We have become aware of another malicious program that is using fake Microsoft Security Essentials Alert. This time it is called Windows Error Correction. We are sorry to inform you that this virus may appear in front of your desktop just out of the blue – without your invitation. Even though it makes you participate in its installation process.
So, how is Windows Error Correction normally brought to PC? Suddenly the user faces fake Microsoft Security Essentials Alert in front of the desktop. The users starts thinking that what this alert tells is true. The information contained in it specifies that the PC is infected with some serious virus – unknown Win32 Trojan. Then this fake alerts pretends to be looking for the solution on how to remove such supposedly available virus, and so, after user clicking the buttons offered by this alert the supposed solution is detected – this is when the name Windows Error Correction is first mentioned on the attacked PC. The user think that this is the remedy for elimination of the detected program and thus installs it. Then the system is forcedly rebooted, and the users is in front of the common interface of Windows Error Correction. This virus immediately launches fake system scan reporting plenty of infections. It is peculiar that it claims to have fixed some problems, but still it says there are many other threats that are still present. Of course, it would not do it without you first paying for this program. Be not deceived. All such supposedly identified problems are fake and must not be treated seriously. Most probably the only infection available on your system is Windows Error Correction.
At this time probably you should be confident in the fact that Windows Error Correction is the malware that must be removed. There are several ways on how to do it. Generally speaking, you may either delete it automatically, by referring to some decent anti-virus program, or you may get rid of it by removing its files and registry entries. The choice is yours. Below please find our detailed removal recommendations. However, make sure to read all of them for successful virus removal.
Windows Error Correction automatic remover:

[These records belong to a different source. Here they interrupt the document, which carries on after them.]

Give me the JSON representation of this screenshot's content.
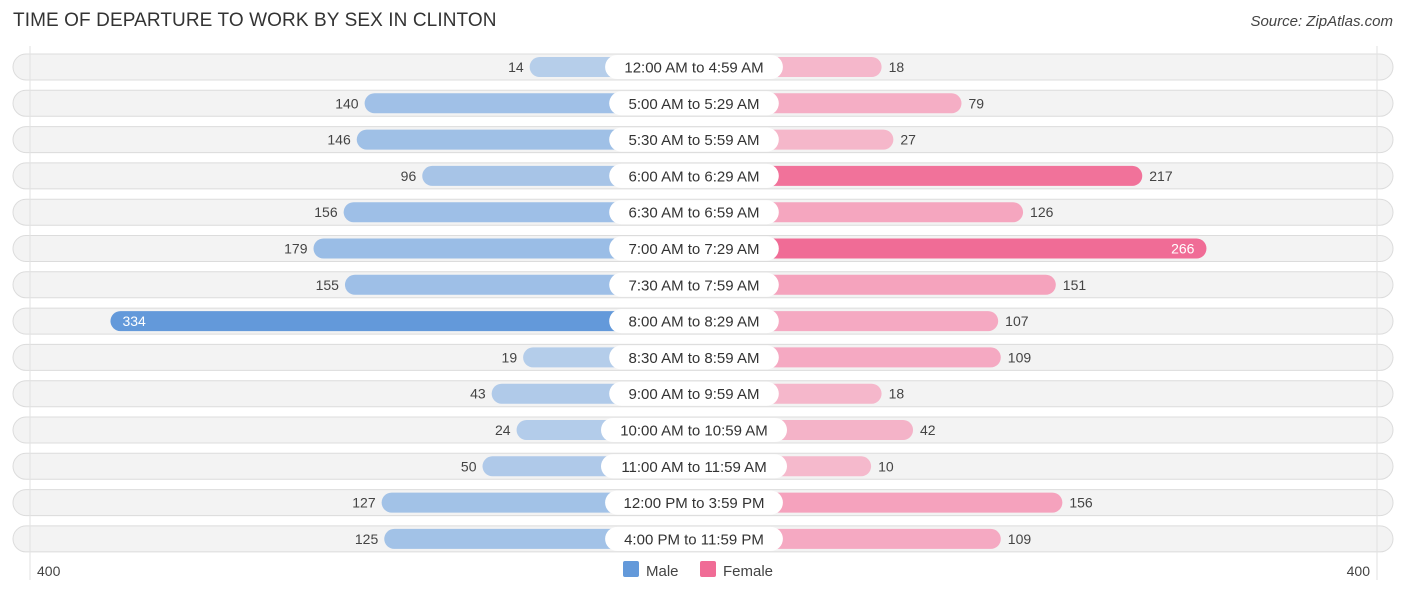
{
  "header": {
    "title": "TIME OF DEPARTURE TO WORK BY SEX IN CLINTON",
    "source": "Source: ZipAtlas.com"
  },
  "colors": {
    "male": "#8fb6e4",
    "male_strong": "#6399da",
    "female": "#f594b3",
    "female_strong": "#f06c96"
  },
  "chart_data": {
    "type": "bar",
    "orientation": "horizontal-diverging",
    "title": "TIME OF DEPARTURE TO WORK BY SEX IN CLINTON",
    "categories": [
      "12:00 AM to 4:59 AM",
      "5:00 AM to 5:29 AM",
      "5:30 AM to 5:59 AM",
      "6:00 AM to 6:29 AM",
      "6:30 AM to 6:59 AM",
      "7:00 AM to 7:29 AM",
      "7:30 AM to 7:59 AM",
      "8:00 AM to 8:29 AM",
      "8:30 AM to 8:59 AM",
      "9:00 AM to 9:59 AM",
      "10:00 AM to 10:59 AM",
      "11:00 AM to 11:59 AM",
      "12:00 PM to 3:59 PM",
      "4:00 PM to 11:59 PM"
    ],
    "series": [
      {
        "name": "Male",
        "side": "left",
        "values": [
          14,
          140,
          146,
          96,
          156,
          179,
          155,
          334,
          19,
          43,
          24,
          50,
          127,
          125
        ]
      },
      {
        "name": "Female",
        "side": "right",
        "values": [
          18,
          79,
          27,
          217,
          126,
          266,
          151,
          107,
          109,
          18,
          42,
          10,
          156,
          109
        ]
      }
    ],
    "axis": {
      "left_label": "400",
      "right_label": "400",
      "range": [
        0,
        400
      ]
    },
    "legend": {
      "position": "bottom-center",
      "entries": [
        "Male",
        "Female"
      ]
    },
    "grid": false
  }
}
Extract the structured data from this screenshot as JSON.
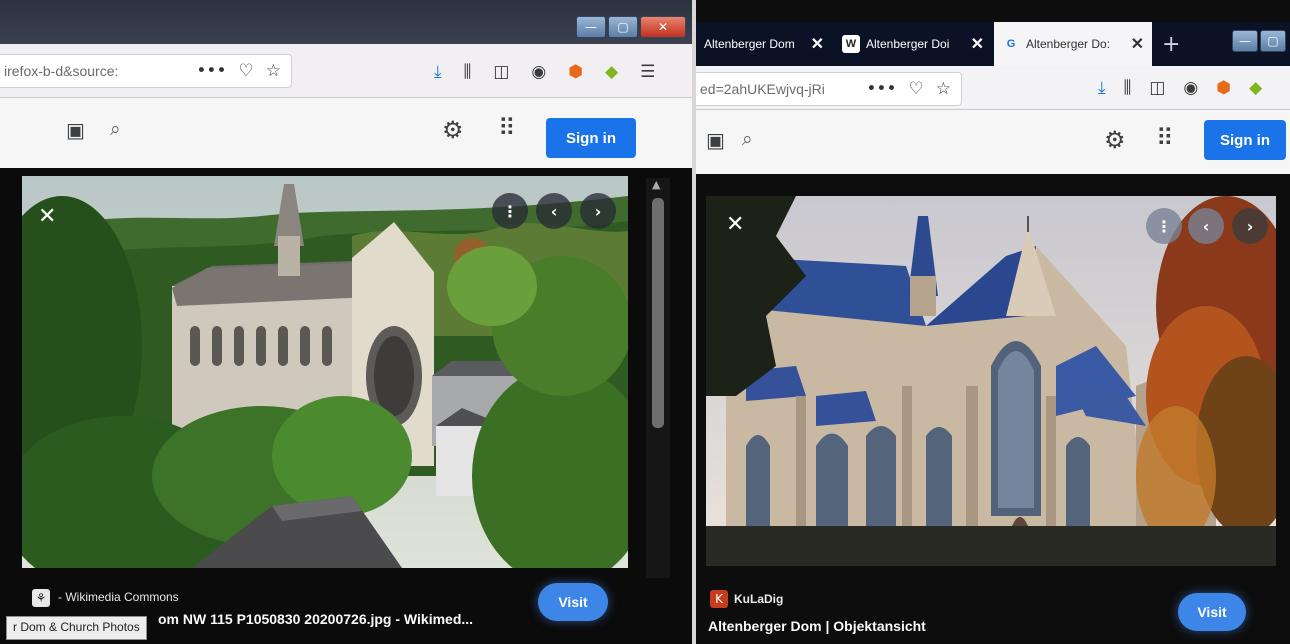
{
  "left_window": {
    "url_text": "irefox-b-d&source:",
    "url_more": "•••",
    "caption": {
      "source": "- Wikimedia Commons",
      "title": "om NW 115 P1050830 20200726.jpg - Wikimed...",
      "visit": "Visit"
    },
    "tooltip": "r Dom & Church Photos",
    "signin": "Sign in",
    "window_controls": [
      "—",
      "▢",
      "✕"
    ]
  },
  "right_window": {
    "tabs": [
      {
        "label": "Altenberger Dom",
        "close": "✕"
      },
      {
        "label": "Altenberger Doi",
        "close": "✕",
        "favicon": "W"
      },
      {
        "label": "Altenberger Do:",
        "close": "✕",
        "favicon": "G"
      }
    ],
    "newtab": "+",
    "url_text": "ed=2ahUKEwjvq-jRi",
    "url_more": "•••",
    "signin": "Sign in",
    "caption": {
      "source": "KuLaDig",
      "title": "Altenberger Dom | Objektansicht",
      "visit": "Visit"
    }
  },
  "colors": {
    "signin_blue": "#1a73e8",
    "visit_blue": "#3d86e8",
    "viewer_bg": "#0b0b0b"
  }
}
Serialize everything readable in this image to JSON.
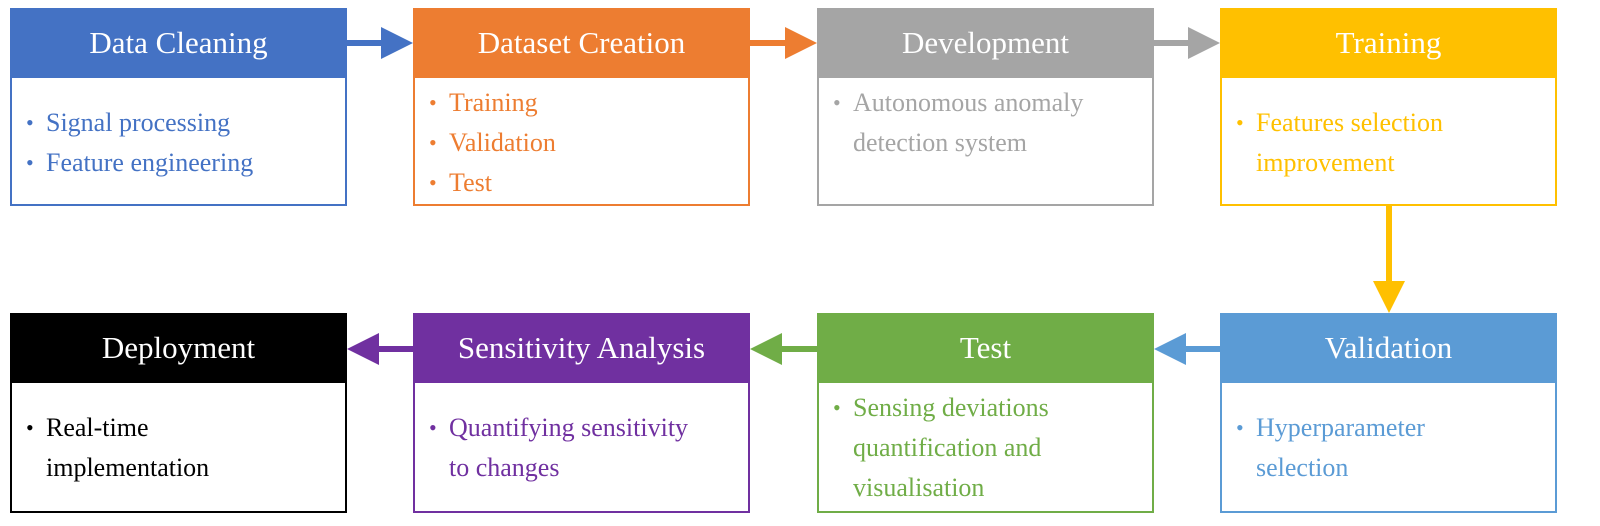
{
  "diagram": {
    "steps": [
      {
        "title": "Data Cleaning",
        "color": "#4472C4",
        "items": [
          "Signal processing",
          "Feature engineering"
        ]
      },
      {
        "title": "Dataset Creation",
        "color": "#ED7D31",
        "items": [
          "Training",
          "Validation",
          "Test"
        ]
      },
      {
        "title": "Development",
        "color": "#A5A5A5",
        "items": [
          "Autonomous anomaly detection system"
        ]
      },
      {
        "title": "Training",
        "color": "#FFC000",
        "items": [
          "Features selection improvement"
        ]
      },
      {
        "title": "Validation",
        "color": "#5B9BD5",
        "items": [
          "Hyperparameter selection"
        ]
      },
      {
        "title": "Test",
        "color": "#70AD47",
        "items": [
          "Sensing deviations quantification and visualisation"
        ]
      },
      {
        "title": "Sensitivity Analysis",
        "color": "#7030A0",
        "items": [
          "Quantifying sensitivity to changes"
        ]
      },
      {
        "title": "Deployment",
        "color": "#000000",
        "items": [
          "Real-time implementation"
        ]
      }
    ],
    "arrows": [
      {
        "from": "Data Cleaning",
        "to": "Dataset Creation",
        "color": "#4472C4"
      },
      {
        "from": "Dataset Creation",
        "to": "Development",
        "color": "#ED7D31"
      },
      {
        "from": "Development",
        "to": "Training",
        "color": "#A5A5A5"
      },
      {
        "from": "Training",
        "to": "Validation",
        "color": "#FFC000"
      },
      {
        "from": "Validation",
        "to": "Test",
        "color": "#5B9BD5"
      },
      {
        "from": "Test",
        "to": "Sensitivity Analysis",
        "color": "#70AD47"
      },
      {
        "from": "Sensitivity Analysis",
        "to": "Deployment",
        "color": "#7030A0"
      }
    ]
  }
}
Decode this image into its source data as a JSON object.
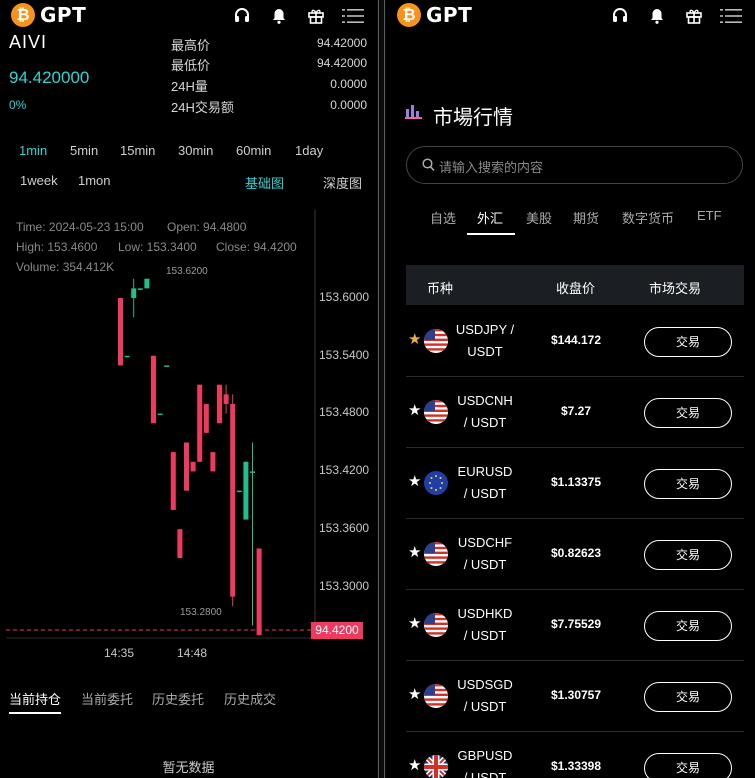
{
  "brand": {
    "name": "GPT",
    "coin_glyph": "₿",
    "coin_color": "#f7931a"
  },
  "left": {
    "symbol": "AIVI",
    "last_price": "94.420000",
    "change_pct": "0%",
    "stats": [
      {
        "label": "最高价",
        "value": "94.42000"
      },
      {
        "label": "最低价",
        "value": "94.42000"
      },
      {
        "label": "24H量",
        "value": "0.0000"
      },
      {
        "label": "24H交易额",
        "value": "0.0000"
      }
    ],
    "timeframes": [
      "1min",
      "5min",
      "15min",
      "30min",
      "60min",
      "1day",
      "1week",
      "1mon"
    ],
    "active_timeframe": "1min",
    "chart_modes": {
      "basic": "基础图",
      "depth": "深度图"
    },
    "ohlc": {
      "time": "Time: 2024-05-23 15:00",
      "open": "Open: 94.4800",
      "high": "High: 153.4600",
      "low": "Low: 153.3400",
      "close": "Close: 94.4200",
      "volume": "Volume: 354.412K"
    },
    "order_tabs": [
      "当前持仓",
      "当前委托",
      "历史委托",
      "历史成交"
    ],
    "empty_text": "暂无数据"
  },
  "chart_data": {
    "type": "candlestick",
    "y_ticks": [
      "153.6000",
      "153.5400",
      "153.4800",
      "153.4200",
      "153.3600",
      "153.3000"
    ],
    "ylim": [
      153.25,
      153.65
    ],
    "x_ticks": [
      "14:35",
      "14:48"
    ],
    "max_marker": "153.6200",
    "min_marker": "153.2800",
    "current_price_label": "94.4200",
    "up_color": "#1fbf8f",
    "down_color": "#ef3a60",
    "candles": [
      {
        "o": 153.6,
        "h": 153.6,
        "l": 153.53,
        "c": 153.53
      },
      {
        "o": 153.54,
        "h": 153.54,
        "l": 153.54,
        "c": 153.54
      },
      {
        "o": 153.6,
        "h": 153.62,
        "l": 153.58,
        "c": 153.61
      },
      {
        "o": 153.61,
        "h": 153.61,
        "l": 153.61,
        "c": 153.61
      },
      {
        "o": 153.61,
        "h": 153.62,
        "l": 153.61,
        "c": 153.62
      },
      {
        "o": 153.54,
        "h": 153.54,
        "l": 153.47,
        "c": 153.47
      },
      {
        "o": 153.48,
        "h": 153.48,
        "l": 153.48,
        "c": 153.48
      },
      {
        "o": 153.53,
        "h": 153.53,
        "l": 153.53,
        "c": 153.53
      },
      {
        "o": 153.44,
        "h": 153.44,
        "l": 153.38,
        "c": 153.38
      },
      {
        "o": 153.36,
        "h": 153.36,
        "l": 153.33,
        "c": 153.33
      },
      {
        "o": 153.45,
        "h": 153.45,
        "l": 153.4,
        "c": 153.4
      },
      {
        "o": 153.43,
        "h": 153.43,
        "l": 153.42,
        "c": 153.42
      },
      {
        "o": 153.51,
        "h": 153.51,
        "l": 153.43,
        "c": 153.43
      },
      {
        "o": 153.49,
        "h": 153.49,
        "l": 153.46,
        "c": 153.46
      },
      {
        "o": 153.44,
        "h": 153.44,
        "l": 153.42,
        "c": 153.42
      },
      {
        "o": 153.51,
        "h": 153.51,
        "l": 153.47,
        "c": 153.47
      },
      {
        "o": 153.5,
        "h": 153.51,
        "l": 153.48,
        "c": 153.49
      },
      {
        "o": 153.49,
        "h": 153.5,
        "l": 153.28,
        "c": 153.29
      },
      {
        "o": 153.4,
        "h": 153.4,
        "l": 153.4,
        "c": 153.4
      },
      {
        "o": 153.37,
        "h": 153.43,
        "l": 153.37,
        "c": 153.43
      },
      {
        "o": 153.42,
        "h": 153.45,
        "l": 153.26,
        "c": 153.42
      },
      {
        "o": 153.34,
        "h": 153.34,
        "l": 153.25,
        "c": 153.25
      }
    ]
  },
  "right": {
    "title": "市場行情",
    "search_placeholder": "请输入搜索的内容",
    "categories": [
      "自选",
      "外汇",
      "美股",
      "期货",
      "数字货币",
      "ETF"
    ],
    "active_category": "外汇",
    "headers": {
      "pair": "币种",
      "price": "收盘价",
      "action": "市场交易"
    },
    "trade_label": "交易",
    "rows": [
      {
        "base": "USDJPY /",
        "quote": "USDT",
        "price": "$144.172",
        "starred": true,
        "flag": "us"
      },
      {
        "base": "USDCNH",
        "quote": "/ USDT",
        "price": "$7.27",
        "starred": false,
        "flag": "us"
      },
      {
        "base": "EURUSD",
        "quote": "/ USDT",
        "price": "$1.13375",
        "starred": false,
        "flag": "eu"
      },
      {
        "base": "USDCHF",
        "quote": "/ USDT",
        "price": "$0.82623",
        "starred": false,
        "flag": "us"
      },
      {
        "base": "USDHKD",
        "quote": "/ USDT",
        "price": "$7.75529",
        "starred": false,
        "flag": "us"
      },
      {
        "base": "USDSGD",
        "quote": "/ USDT",
        "price": "$1.30757",
        "starred": false,
        "flag": "us"
      },
      {
        "base": "GBPUSD",
        "quote": "/ USDT",
        "price": "$1.33398",
        "starred": false,
        "flag": "gb"
      }
    ]
  },
  "icons": [
    "headset-icon",
    "bell-icon",
    "gift-icon",
    "menu-icon",
    "search-icon",
    "market-chart-icon",
    "star-icon"
  ]
}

Before downloading and running GridinSoft Trojan Killer for removal of Windows Error Correction several additional preparatory steps need to be done. This is necesary, because Windows Error Correction blocks your Internet connection, and you will not be able to run GridinSoft Trojan Killer. In order to prevent this blockage please take the following sequence of steps:
1. Make sure that your Operating System is tuned up in such a mode that hidden files and folders of your PC are viewable. The instruction on how to do it can be found here for Windows XP and here for Windows Vista/7.
2. Choose “View” tab in the window that appeared, and in the advanced settings choose the option “Show hidden files and folders”. Press OK.
3. Go to the folder %User Profile%\Application Data.
Important! Depending on the Operating System of your computer, %UserProfile% stands for C:\Documents and Settings\[Current User] for Windows XP and C:\Users\[Current User] for Windows Vista/7.
In other words, the folder that should be opened is as follows, depending on the operating system:
%SysDrive%Documents and Settings[Current User]Application Data for Windows XP
%SysDrive%Users[Current User]Application Data for Windows Vista/7.
In this folder there will be the main executable file of Windows Error Correction, having some random name.
4. Rename the above-mentioned executable file into some other name of your choice and restart your computer. Upon the system restart Windows Error Correction will no longer block your Internet browser.
5. Download the latest version of GridinSoft Trojan Killer to your infected computer, install it and run it.
The procedure for removal of Windows Error Correction is silimar to the procedure for removal of Windows Privacy Agent.See the video below:
Windows Error Correction manual removal guide:
Delete Windows Error Correction files:
Delete Windows Error Correction registry entries:
HKCU\Software\Microsoft\Windows NT\CurrentVersion\Winlogon\Shell “%AppData%\[random].exe”